The turnout on Sunday was 42.64 percent, the lowest ever in a French legislative election. Just 38.43 of voters cast a valid ballot. In the first round, the turnout was already a record low, at 48.7 percent.
Disillusion towards old parties, a will to give Macron a stable majority, as well as a lack of interest due to a lacklustre campaign - just a month after a heated presidential election - could explain French voters' apathy.
Meanwhile, the contrast between Macron's triumph in terms of seats and the number of actual voters has triggered criticism over his legitimacy.
"Our people have entered a form of general civic strike, which demonstrates the state of exhaustion of institutions that pretend to organise society with a skimpy majority that has all the powers," radical left leader Jean-Luc Melenchon said on Sunday.
Melenchon, who got 19.58 percent of votes in the first round of the presidential election in April, was elected in Marseille and will be one of Macron's staunchest opponents.
His France Unbowed party won 17 seats and could form a group with the Communist Party, which won 10 seats.
Melenchon said that the result gave Macron and Philippe "no legitimacy to commit a social coup" and added that he would call abstainers to "fight" the government.
Another vocal opponent of Macron in the National Assembly will be Marine Le Pen, the far-right leader he beat in the presidential run-off in May.
Le Pen was elected MP for the first time, in Henin-Beaumont, in Northern France, a stronghold of her National Front (FN) party.
The FN will have eight MPs (8.75 percent), up from two in the previous assembly, but far from the 15 needed to form a political group. In the first round, the party lost 7.6 million votes compared to the presidential run-off, and qualified for the second round in 122 constituencies.

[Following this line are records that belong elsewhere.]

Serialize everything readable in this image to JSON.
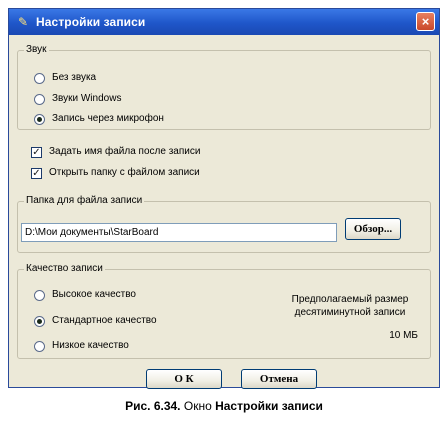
{
  "window": {
    "title": "Настройки записи",
    "close_glyph": "×"
  },
  "sound_group": {
    "label": "Звук",
    "options": [
      {
        "label": "Без звука",
        "checked": false
      },
      {
        "label": "Звуки Windows",
        "checked": false
      },
      {
        "label": "Запись через микрофон",
        "checked": true
      }
    ]
  },
  "checkboxes": [
    {
      "label": "Задать имя файла после записи",
      "checked": true
    },
    {
      "label": "Открыть папку с файлом записи",
      "checked": true
    }
  ],
  "folder_group": {
    "label": "Папка для файла записи",
    "path_value": "D:\\Мои документы\\StarBoard",
    "browse_label": "Обзор..."
  },
  "quality_group": {
    "label": "Качество записи",
    "options": [
      {
        "label": "Высокое качество",
        "checked": false
      },
      {
        "label": "Стандартное качество",
        "checked": true
      },
      {
        "label": "Низкое качество",
        "checked": false
      }
    ],
    "estimate_line1": "Предполагаемый размер",
    "estimate_line2": "десятиминутной записи",
    "estimate_value": "10 МБ"
  },
  "buttons": {
    "ok_label": "О К",
    "cancel_label": "Отмена"
  },
  "caption": {
    "prefix": "Рис. 6.34.",
    "middle": "Окно",
    "bold": "Настройки записи"
  }
}
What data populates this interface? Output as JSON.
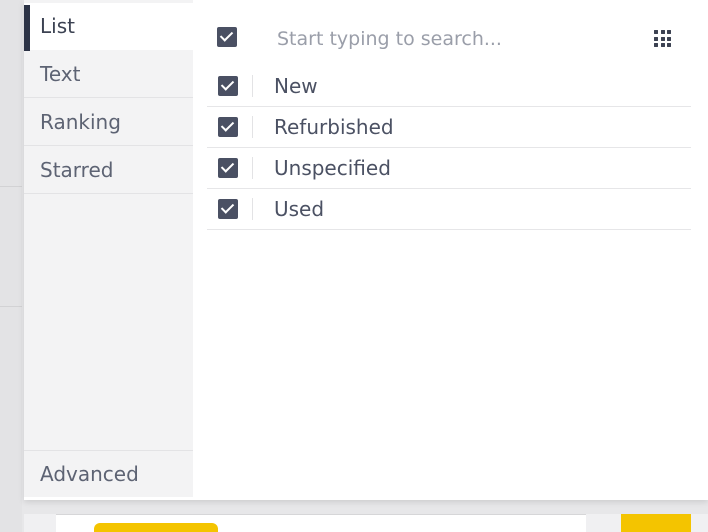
{
  "tabs": [
    {
      "label": "List",
      "active": true
    },
    {
      "label": "Text",
      "active": false
    },
    {
      "label": "Ranking",
      "active": false
    },
    {
      "label": "Starred",
      "active": false
    }
  ],
  "advanced_tab": {
    "label": "Advanced"
  },
  "search": {
    "placeholder": "Start typing to search...",
    "select_all_checked": true,
    "grid_icon": "grid-dots-icon"
  },
  "items": [
    {
      "label": "New",
      "checked": true
    },
    {
      "label": "Refurbished",
      "checked": true
    },
    {
      "label": "Unspecified",
      "checked": true
    },
    {
      "label": "Used",
      "checked": true
    }
  ],
  "colors": {
    "accent_yellow": "#f4c400",
    "checkbox": "#4a5063",
    "active_tab_marker": "#2c3346"
  }
}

"In face of a bloc that represents the interests of the oligarchy, we are the only force of resistance," Le Pen said, adding that "abstention weakens the legitimacy of [Macron's] term".
Le Pen will leave the European Parliament, where she had been elected for the first time in 2004, and where a procedure was opened recently to strip her of her immunity over suspicions that FN party members were unduly paid by the EU parliament as assistants.
Three other French MEPs were elected in France on Sunday: Le Pen's partner Louis Aliot (FN), Jean-Luc Melenchon, and Constance Le Grip (Republicans).
In a letter to European Commission president Jean-Claude Juncker, French PM Philippe said that the new majority "embodies a France that is resolutely modern and determined to fall within a strong European future".
German chancellor Angela Merkel congratulated Macron for his "clear majority" and said that she wanted to continue the "the good cooperation" with France "for Germany, for France and for Europe".